"It's really a monumental case," said Hannah Hetzer of the Drug Policy Alliance, a drug reform advocacy group, in an interview. "It was argued on human rights grounds, which is unusual, and it's taking place in Mexico, the epicenter of some of the worst effects of the war on drugs."
The case was brought by four members of Mexicans United for Responsible and Tolerant Consumption (the acronym SMART in Spanish), a group set up specifically to challenge laws on this issue in Mexico. Starting in 2013, they began filing legal arguments to be able to grow, possess and consume marijuana. This year, their appeals made it all the way to the Supreme Court.
Their argument hinges on the concept of "the right to the free development of one’s personality," which is enshrined in Mexico's constitution. Essentially, it amounts to something like a right to self-determination: The state can't prevent you from say, eating junk lots of junk food, even if it's not great for your health. As long as you're not harming other people, you have the right to autonomy. And in this instance, the Supreme Court ruled that possessing and consuming marijuana falls under this category.
Because of the way Supreme Court cases work in Mexico, the ruling means that the plaintiffs can now smoke up if they want to — but it does not immediately become the law of the land as it would in the United States. For that to happen, the court would have to hand down similar rulings for at least four other individuals or groups.
Big social issues have been decided this way before in Mexico — most notably, the country legalized same-sex marriage via this process earlier this year. Beyond that, lawmakers could decide to change the law through legislation.
The ruling does not extend to commercial marijuana enterprises, like the ones that exist in Washington and Colorado in the United States. But it does represent, perhaps, the first declaration of the right to use marijuana as a fundamental human right. And that could have rippling effects in other Latin American countries, like Uruguay and Chile, currently grappling with various marijuana legalization measures.
The ruling also puts additional pressure on the United Nations to update its decades-old system of drug treaties at a special session on drugs being held next year. Given marijuana developments in the United States and now Mexico, many drug policy experts say the U.N. must change the treaties if it is to maintain legitimacy. If this doesn't happen, "more nations will move ahead unilaterally and then the conventions start to become irrelevant and nobody wants that," says the Drug Policy Alliance's Hetzer.

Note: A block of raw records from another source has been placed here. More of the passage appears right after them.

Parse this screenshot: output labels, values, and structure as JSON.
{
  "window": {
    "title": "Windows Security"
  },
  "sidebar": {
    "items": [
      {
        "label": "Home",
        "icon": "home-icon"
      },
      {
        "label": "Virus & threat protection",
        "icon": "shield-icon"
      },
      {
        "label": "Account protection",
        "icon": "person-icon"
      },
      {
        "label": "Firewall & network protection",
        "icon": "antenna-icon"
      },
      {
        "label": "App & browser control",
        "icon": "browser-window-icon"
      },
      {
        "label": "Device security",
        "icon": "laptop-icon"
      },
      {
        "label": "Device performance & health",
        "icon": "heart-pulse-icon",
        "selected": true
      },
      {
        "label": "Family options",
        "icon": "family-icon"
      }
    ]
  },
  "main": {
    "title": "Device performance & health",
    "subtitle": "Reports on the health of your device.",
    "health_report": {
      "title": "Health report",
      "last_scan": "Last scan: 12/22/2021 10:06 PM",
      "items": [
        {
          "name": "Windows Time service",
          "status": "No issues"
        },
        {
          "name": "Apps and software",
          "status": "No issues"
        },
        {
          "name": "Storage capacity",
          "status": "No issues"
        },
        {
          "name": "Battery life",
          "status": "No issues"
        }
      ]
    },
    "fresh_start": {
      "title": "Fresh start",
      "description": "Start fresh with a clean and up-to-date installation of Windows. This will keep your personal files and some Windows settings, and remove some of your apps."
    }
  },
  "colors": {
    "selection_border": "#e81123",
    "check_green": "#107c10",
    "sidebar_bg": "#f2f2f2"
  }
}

Hetzer suspects that full marijuana legalization may come to Mexico in the coming years on the heels of this ruling. She says that one big factor will be what happens next year when California voters decide whether to legalize marijuana in that state. "The big key component that everyone in Mexico talks about in shifting drug policy is whether California legalizes in 2016," she said. "Washington and Colorado are one thing. But with California, with the significance it has and the border it shares with Mexico, if they legalize, it would be too much to ignore."
Beyond that, Canada's freshly minted Prime Minister Justin Trudeau has already promised to work on legalizing marijuana in that country. If Canada and California legalize and Mexico follows suit, that would mean that marijuana would be legal all the way from the Arctic Circle in the north to the Tropic of Cancer in the south.
Correction: A previous version of this article incorrectly identified the major circle of latitude passing through Mexico. It is the Tropic of Cancer, not the Equator.